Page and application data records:
--- START ---

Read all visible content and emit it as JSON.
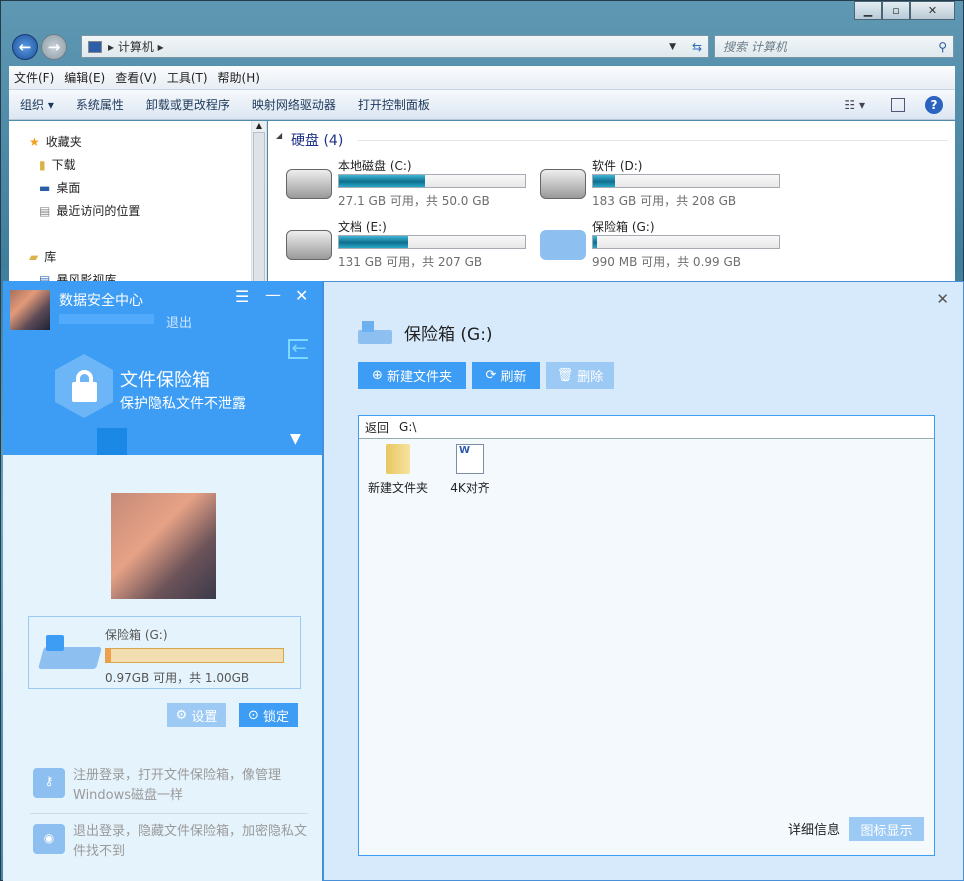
{
  "explorer": {
    "address": "计算机",
    "search_placeholder": "搜索 计算机",
    "menu": [
      "文件(F)",
      "编辑(E)",
      "查看(V)",
      "工具(T)",
      "帮助(H)"
    ],
    "toolbar": [
      "组织 ▾",
      "系统属性",
      "卸载或更改程序",
      "映射网络驱动器",
      "打开控制面板"
    ],
    "nav": {
      "favorites": "收藏夹",
      "items": [
        "下载",
        "桌面",
        "最近访问的位置"
      ],
      "library": "库",
      "library_items": [
        "暴风影视库"
      ]
    },
    "section": "硬盘 (4)",
    "drives": [
      {
        "name": "本地磁盘 (C:)",
        "info": "27.1 GB 可用，共 50.0 GB",
        "used": 0.46
      },
      {
        "name": "软件 (D:)",
        "info": "183 GB 可用，共 208 GB",
        "used": 0.12
      },
      {
        "name": "文档 (E:)",
        "info": "131 GB 可用，共 207 GB",
        "used": 0.37
      },
      {
        "name": "保险箱 (G:)",
        "info": "990 MB 可用，共 0.99 GB",
        "used": 0.02
      }
    ]
  },
  "app": {
    "title": "数据安全中心",
    "logout": "退出",
    "feature_title": "文件保险箱",
    "feature_sub": "保护隐私文件不泄露",
    "vault": {
      "name": "保险箱 (G:)",
      "info": "0.97GB 可用，共 1.00GB",
      "used": 0.03
    },
    "settings": "设置",
    "lock": "锁定",
    "tips": [
      "注册登录，打开文件保险箱，像管理Windows磁盘一样",
      "退出登录，隐藏文件保险箱，加密隐私文件找不到"
    ],
    "panel": {
      "title": "保险箱 (G:)",
      "new_folder": "新建文件夹",
      "refresh": "刷新",
      "delete": "删除",
      "back": "返回",
      "path": "G:\\",
      "files": [
        {
          "name": "新建文件夹",
          "type": "folder"
        },
        {
          "name": "4K对齐",
          "type": "word"
        }
      ],
      "detail": "详细信息",
      "icon_view": "图标显示"
    }
  }
}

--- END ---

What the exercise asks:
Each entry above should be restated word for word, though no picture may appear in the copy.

Reply to the task:
Read all visible content and emit it as JSON.
{
  "explorer": {
    "address": "计算机",
    "search_placeholder": "搜索 计算机",
    "menu": [
      "文件(F)",
      "编辑(E)",
      "查看(V)",
      "工具(T)",
      "帮助(H)"
    ],
    "toolbar": [
      "组织 ▾",
      "系统属性",
      "卸载或更改程序",
      "映射网络驱动器",
      "打开控制面板"
    ],
    "nav": {
      "favorites": "收藏夹",
      "items": [
        "下载",
        "桌面",
        "最近访问的位置"
      ],
      "library": "库",
      "library_items": [
        "暴风影视库"
      ]
    },
    "section": "硬盘 (4)",
    "drives": [
      {
        "name": "本地磁盘 (C:)",
        "info": "27.1 GB 可用，共 50.0 GB",
        "used": 0.46
      },
      {
        "name": "软件 (D:)",
        "info": "183 GB 可用，共 208 GB",
        "used": 0.12
      },
      {
        "name": "文档 (E:)",
        "info": "131 GB 可用，共 207 GB",
        "used": 0.37
      },
      {
        "name": "保险箱 (G:)",
        "info": "990 MB 可用，共 0.99 GB",
        "used": 0.02
      }
    ]
  },
  "app": {
    "title": "数据安全中心",
    "logout": "退出",
    "feature_title": "文件保险箱",
    "feature_sub": "保护隐私文件不泄露",
    "vault": {
      "name": "保险箱 (G:)",
      "info": "0.97GB 可用，共 1.00GB",
      "used": 0.03
    },
    "settings": "设置",
    "lock": "锁定",
    "tips": [
      "注册登录，打开文件保险箱，像管理Windows磁盘一样",
      "退出登录，隐藏文件保险箱，加密隐私文件找不到"
    ],
    "panel": {
      "title": "保险箱 (G:)",
      "new_folder": "新建文件夹",
      "refresh": "刷新",
      "delete": "删除",
      "back": "返回",
      "path": "G:\\",
      "files": [
        {
          "name": "新建文件夹",
          "type": "folder"
        },
        {
          "name": "4K对齐",
          "type": "word"
        }
      ],
      "detail": "详细信息",
      "icon_view": "图标显示"
    }
  }
}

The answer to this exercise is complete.